It’s amazing how often Sweden still crops up in conversations. It didn’t impose tough lockdown, kept primary schools and core economic activities functioning, issued clear guidelines and relied on voluntary social distancing and personal hygiene practices to manage the crisis. For harsh lockdowns to be justified elsewhere, Sweden had to be discredited. Hence the harsh criticisms of Sweden’s approach last year by the New York Times, Newsweek, USA Today, CBS News and others.
But with Sweden’s demonstrable success, goalposts have shifted. Every time it’s mentioned as a counter to Europe’s high Covid-toll lockdown countries, the response now is: ‘But their Nordic neighbours did much better. Look at Denmark’. Let’s ‘interrogate’ this argument.
Danish authorities have opted for a more cautious path, even though Reuters reported that excluding J&J’s shot could significantly delay the country’s vaccination efforts.
Danish drug officials last month abandoned the use of AstraZeneca’s Covid-19 vaccine, also citing the risk of blood clots. In March, Denmark became the first country in the world to temporarily suspend the AstraZeneca shot, but unlike its European neighbors, the country made that suspension permanent.
Meanwhile, the disconnect between what ordinary people can see with their own eyes and the Covid regulations only confirms the idea that Government pronouncements are no longer to be taken literally. The rules are starting to seem symbolic and removed, subject to broad reinterpretation. While the polling shows that people are content with the official pace of reopening, the mobility data (what people are actually doing) shows they have been quietly reopening their lives since January. Apple data now shows use of public transport in London up to nearly 70 per cent of normal from nearer 30 per cent at the start of this lockdown.

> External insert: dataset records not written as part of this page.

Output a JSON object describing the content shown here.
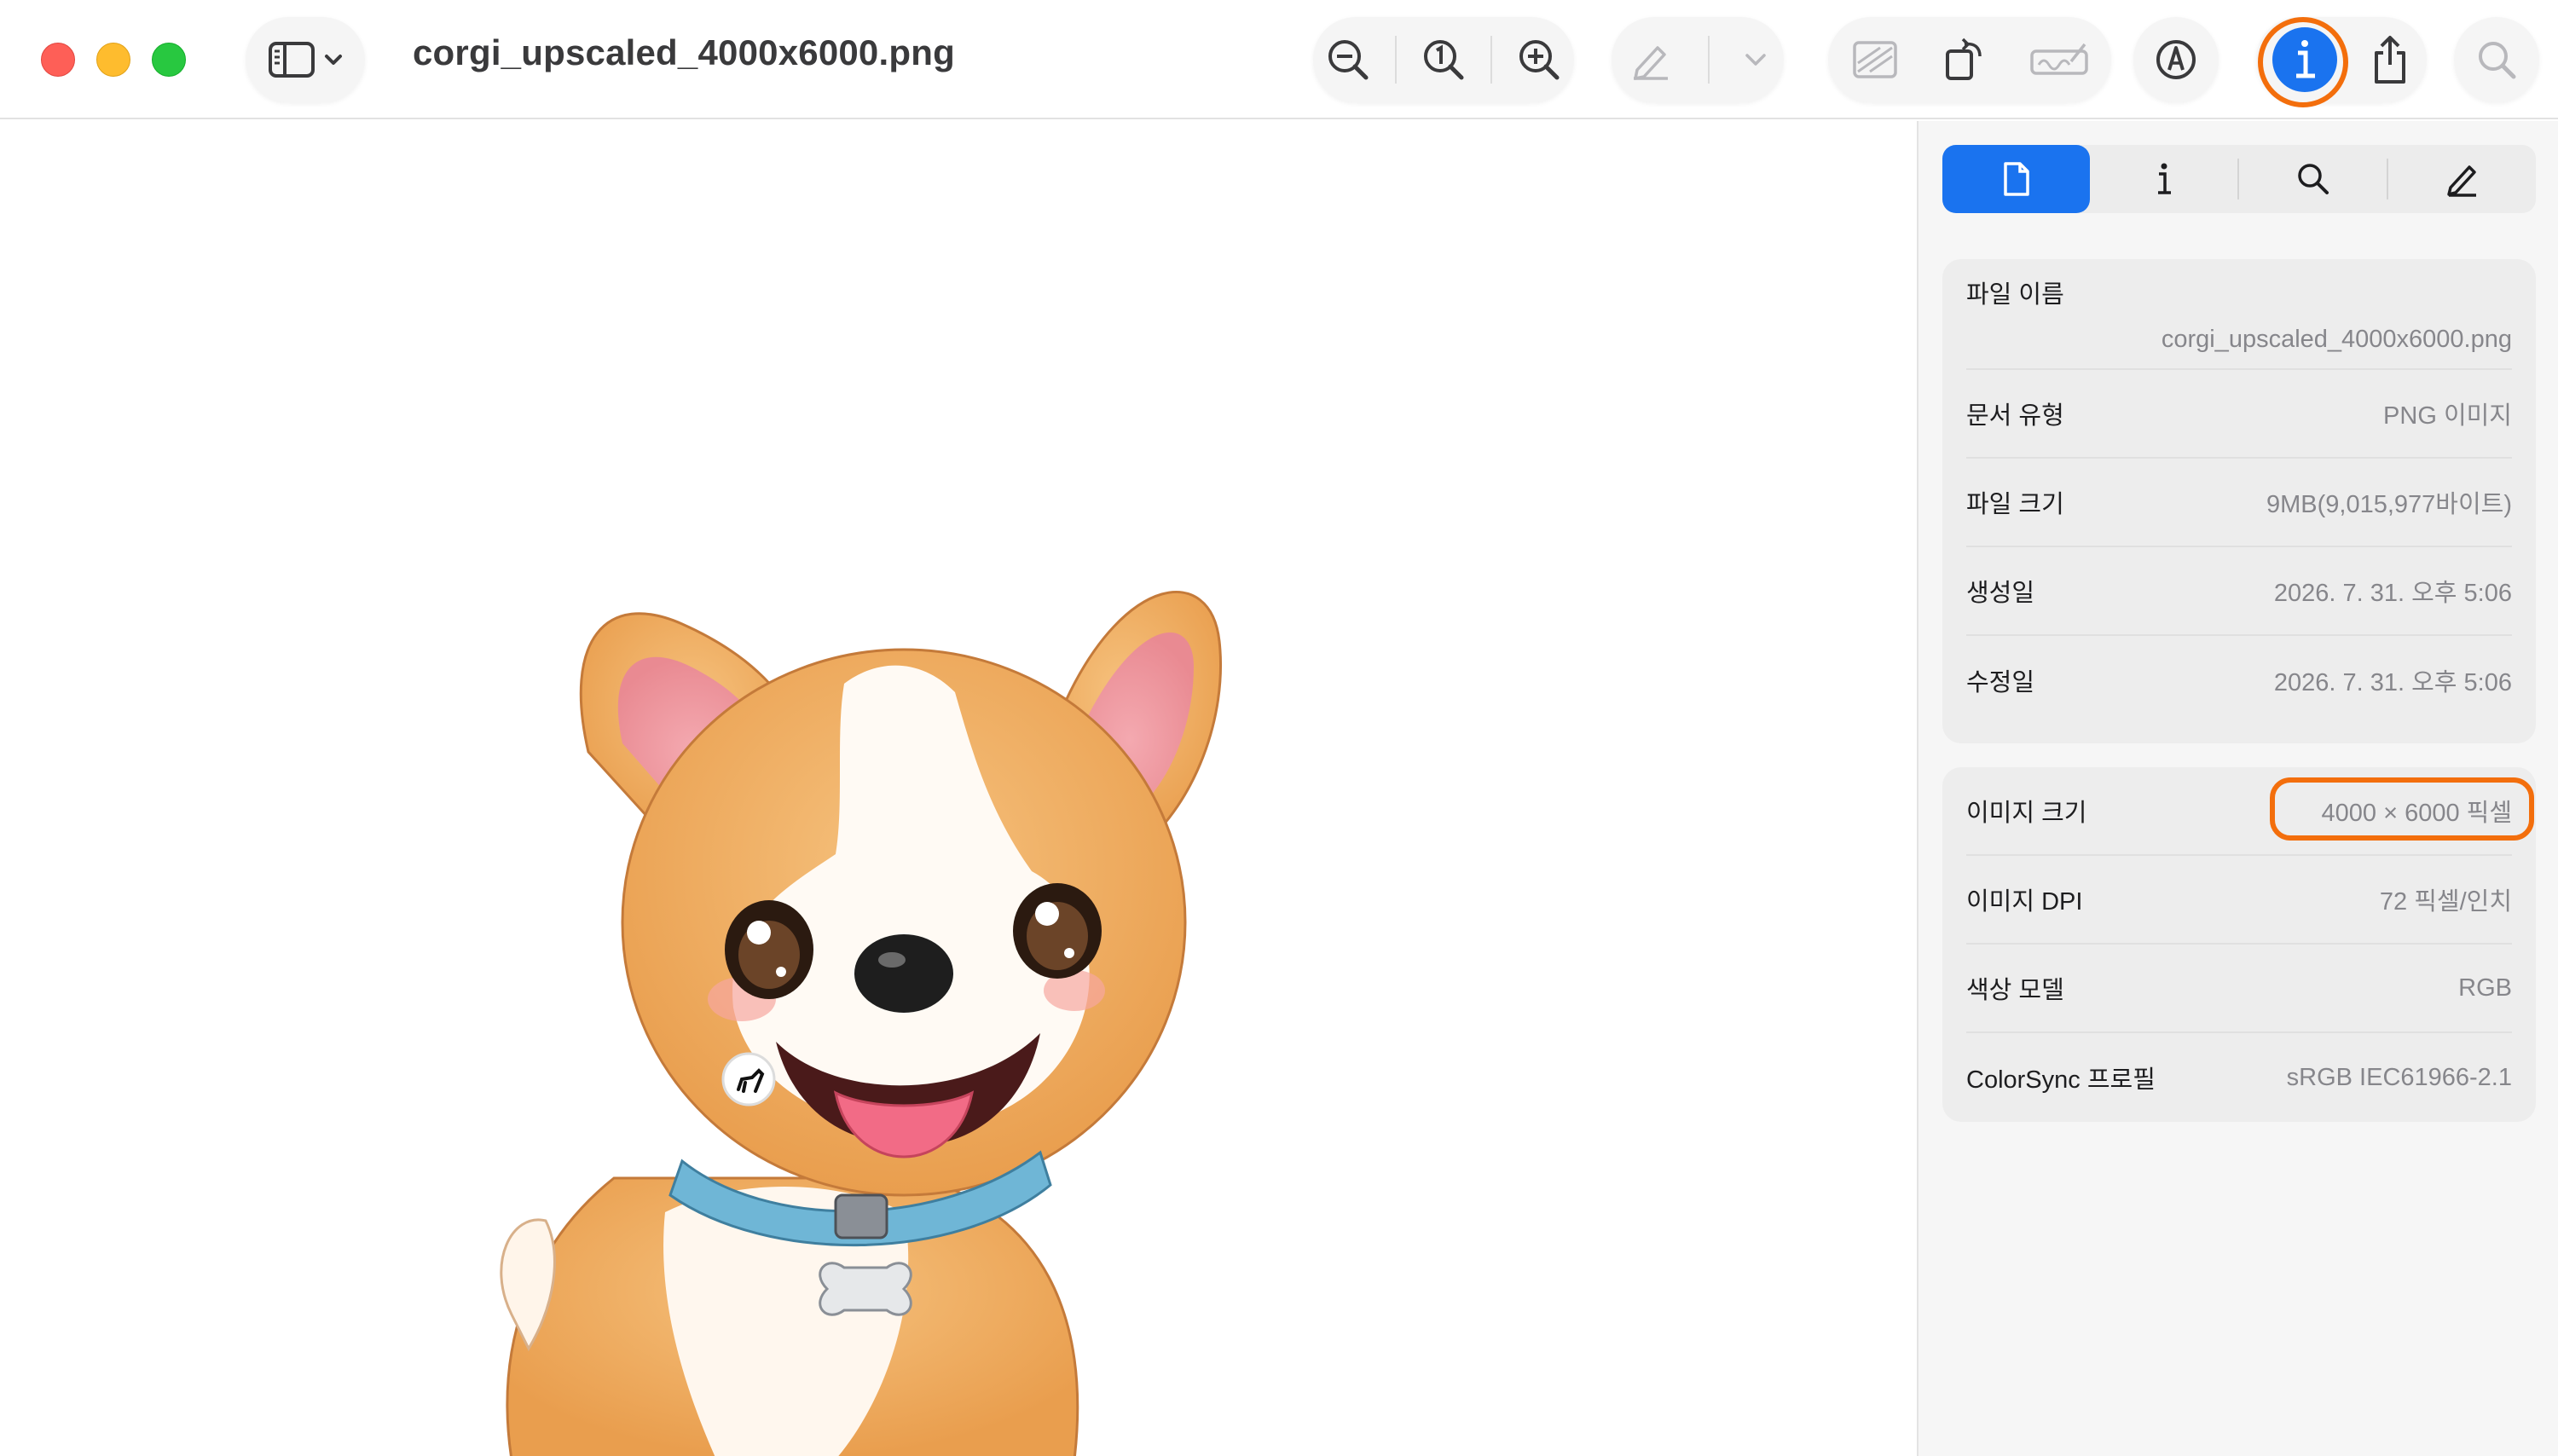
{
  "window": {
    "title": "corgi_upscaled_4000x6000.png"
  },
  "toolbar": {
    "icons": [
      "sidebar-icon",
      "chevron-down-icon",
      "zoom-out-icon",
      "actual-size-icon",
      "zoom-in-icon",
      "markup-pen-icon",
      "chevron-down-icon",
      "adjust-size-icon",
      "rotate-icon",
      "signature-icon",
      "markup-icon",
      "info-icon",
      "share-icon",
      "search-icon"
    ],
    "highlight_color": "#f36e0c",
    "active_color": "#1a73ef"
  },
  "inspector": {
    "tabs": [
      "document-icon",
      "info-icon",
      "search-icon",
      "pen-icon"
    ],
    "file_group": [
      {
        "label": "파일 이름",
        "value": "corgi_upscaled_4000x6000.png"
      },
      {
        "label": "문서 유형",
        "value": "PNG 이미지"
      },
      {
        "label": "파일 크기",
        "value": "9MB(9,015,977바이트)"
      },
      {
        "label": "생성일",
        "value": "2026. 7. 31. 오후 5:06"
      },
      {
        "label": "수정일",
        "value": "2026. 7. 31. 오후 5:06"
      }
    ],
    "image_group": [
      {
        "label": "이미지 크기",
        "value": "4000 × 6000 픽셀"
      },
      {
        "label": "이미지 DPI",
        "value": "72 픽셀/인치"
      },
      {
        "label": "색상 모델",
        "value": "RGB"
      },
      {
        "label": "ColorSync 프로필",
        "value": "sRGB IEC61966-2.1"
      }
    ]
  }
}
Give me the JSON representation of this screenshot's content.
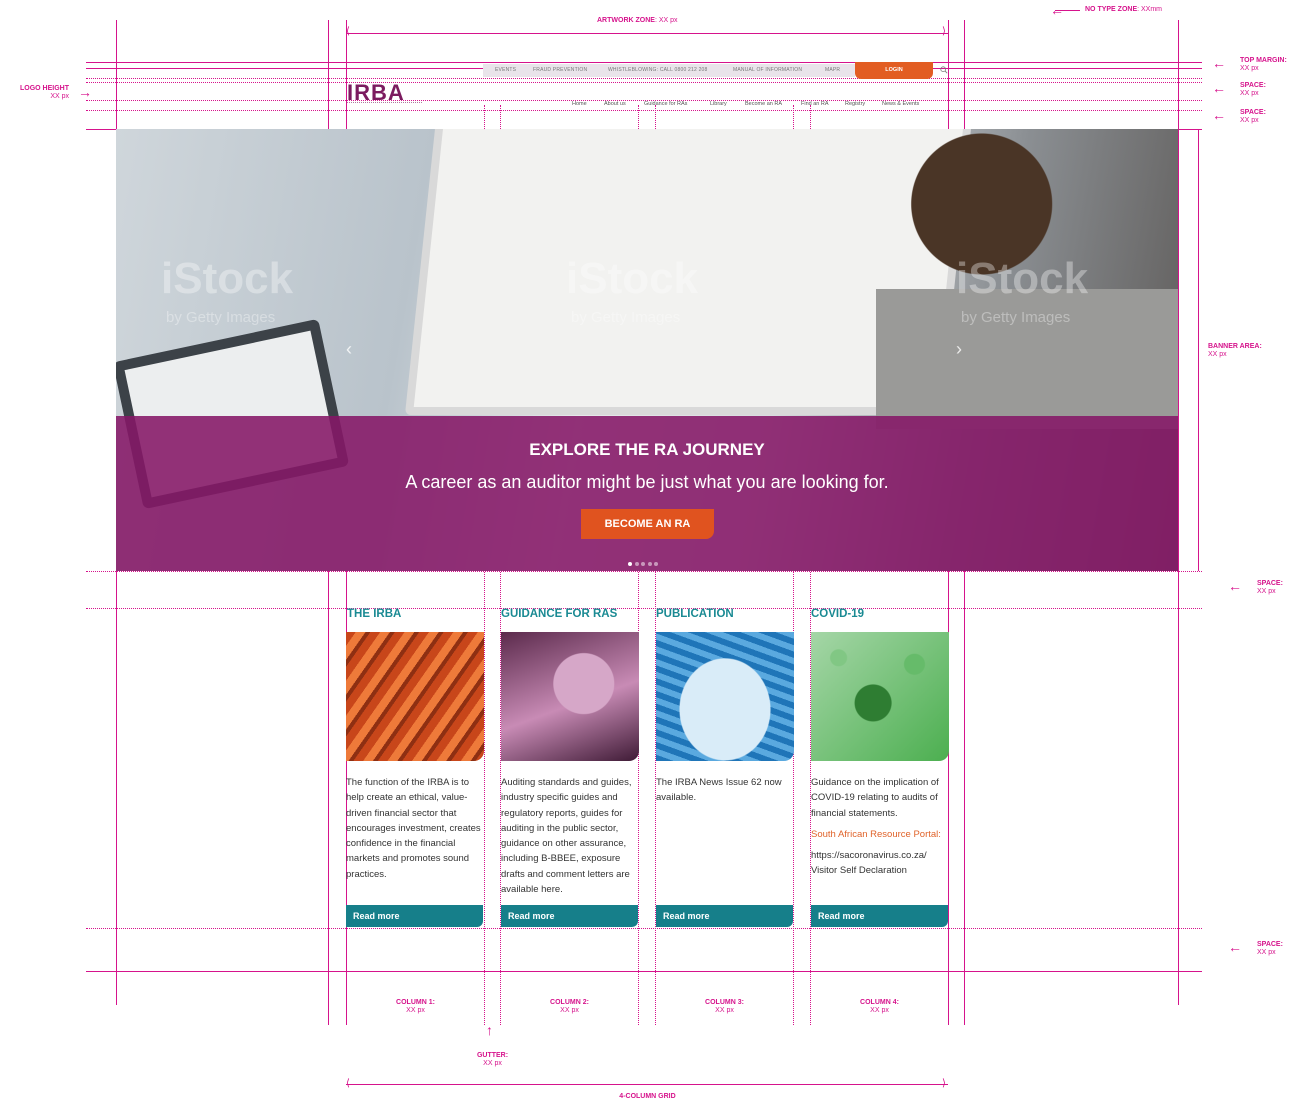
{
  "annotations": {
    "artwork_zone": "ARTWORK ZONE",
    "artwork_zone_value": ": XX px",
    "no_type_zone": "NO TYPE ZONE",
    "no_type_zone_value": ": XXmm",
    "top_margin": "TOP MARGIN:",
    "top_margin_value": "XX px",
    "space": "SPACE:",
    "space_value": "XX px",
    "logo_height": "LOGO HEIGHT",
    "logo_height_value": "XX px",
    "banner_area": "BANNER AREA:",
    "banner_area_value": "XX px",
    "column_1": "COLUMN 1:",
    "column_2": "COLUMN 2:",
    "column_3": "COLUMN 3:",
    "column_4": "COLUMN 4:",
    "column_value": "XX px",
    "gutter": "GUTTER:",
    "gutter_value": "XX px",
    "grid": "4-COLUMN GRID"
  },
  "header": {
    "logo": "IRBA",
    "utility_links": [
      "EVENTS",
      "FRAUD PREVENTION",
      "WHISTLEBLOWING: CALL 0800 212 208",
      "MANUAL OF INFORMATION",
      "MAPR"
    ],
    "login": "LOGIN",
    "nav": [
      "Home",
      "About us",
      "Guidance for RAs",
      "Library",
      "Become an RA",
      "Find an RA",
      "Registry",
      "News & Events"
    ]
  },
  "banner": {
    "title": "EXPLORE THE RA JOURNEY",
    "subtitle": "A career as an auditor might be just what you are looking for.",
    "button": "BECOME AN RA",
    "watermark": "iStock",
    "watermark_sub": "by Getty Images",
    "slides": 5,
    "active_slide": 1
  },
  "columns": [
    {
      "title": "THE IRBA",
      "text": "The function of the IRBA is to help create an ethical, value-driven financial sector that encourages investment, creates confidence in the financial markets and promotes sound practices.",
      "button": "Read more"
    },
    {
      "title": "GUIDANCE FOR RAS",
      "text": "Auditing standards and guides, industry specific guides and regulatory reports, guides for auditing in the public sector, guidance on other assurance, including B-BBEE, exposure drafts and comment letters are available here.",
      "button": "Read more"
    },
    {
      "title": "PUBLICATION",
      "text": "The IRBA News Issue 62 now available.",
      "button": "Read more"
    },
    {
      "title": "COVID-19",
      "text": "Guidance on the implication of COVID-19 relating to audits of financial statements.",
      "link": "South African Resource Portal:",
      "extra": "https://sacoronavirus.co.za/ Visitor Self Declaration",
      "button": "Read more"
    }
  ],
  "colors": {
    "guide": "#d6138c",
    "brand_purple": "#851767",
    "accent_orange": "#e0531f",
    "teal": "#167f8a"
  }
}
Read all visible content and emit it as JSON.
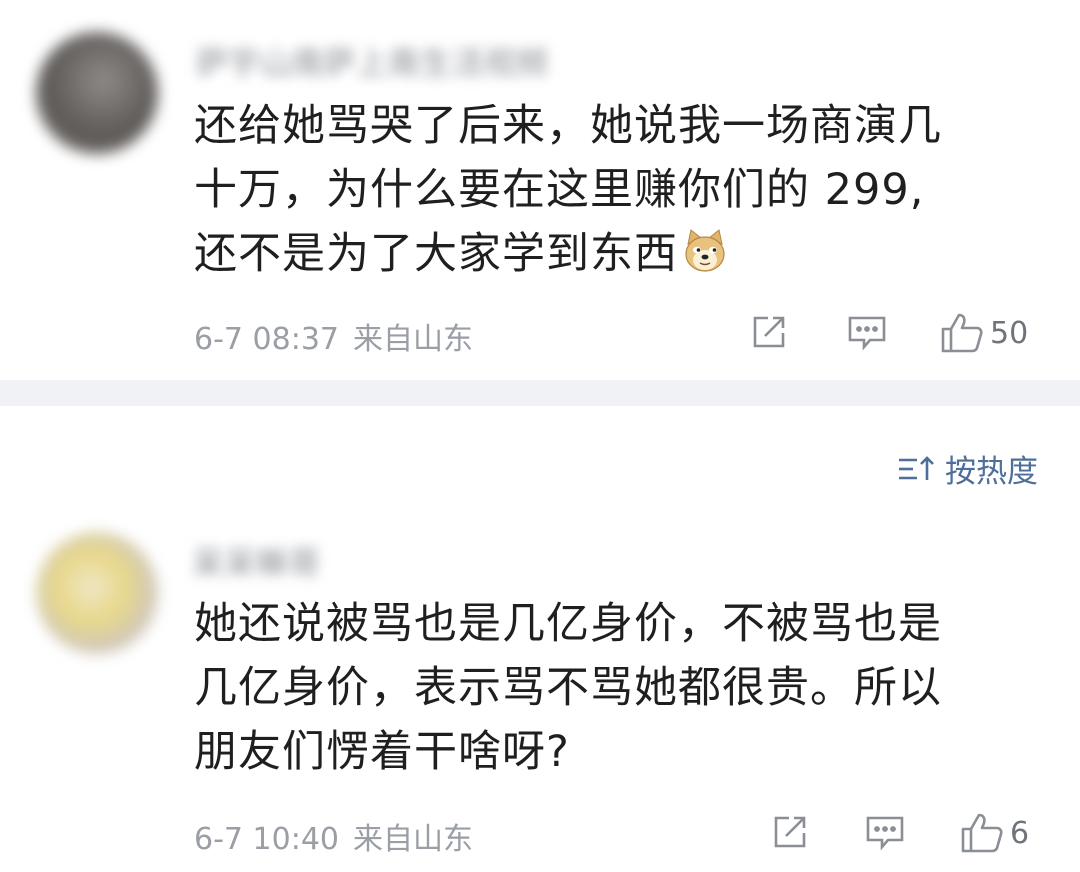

By plunging London into a Tier Three lockdown, the Government is going to do terrible harm to the city, the entire national economy, and to millions of lives.
No one can predict the number of people who will lose jobs, suffer poor mental health or who will have life-saving operations postponed until too late.
All we can say with any certainty is that all these things will happen, and not to a few isolated people. The harms caused by these new restrictions, like those caused by the previous over-reactions, will be immense.
- The Government is withholding much of the information we need to draw our own conclusions about better ways to handle the crisis.
- The weekly average number of Covid deaths in the capital is just over a tenth of what it was at its peak in April.
- Weekly average Covid admissions to London’s hospitals are a quarter of what were in the spring.
- The [UK Government’s] obsession with secrecy is not intended to hide the facts from enemy agents but from us, the general public.
- This disease is not like Spanish flu, or the plague. It does not sweep away young and old indiscriminately. In fact, many younger people – now more likely to catch Covid – will have it without even being aware. They will be infected but not affected.
- The average age of people dying with a Covid infection is 82 years and four months – 14 months more than the average life expectancy in Britain.
- In November the total number of deaths in London was very little different to the average over the past five years.
- Covid is a respiratory virus that spreads on the wind. Just look at the leaves blowing around – that’s what viral particles do when we walk past each other.
- Cloth or woven paper masks are no barrier to this tiny virus either, as shown by the world’s only controlled study, from Denmark, which found that they only made a small, ‘non-statistically-significant’ difference.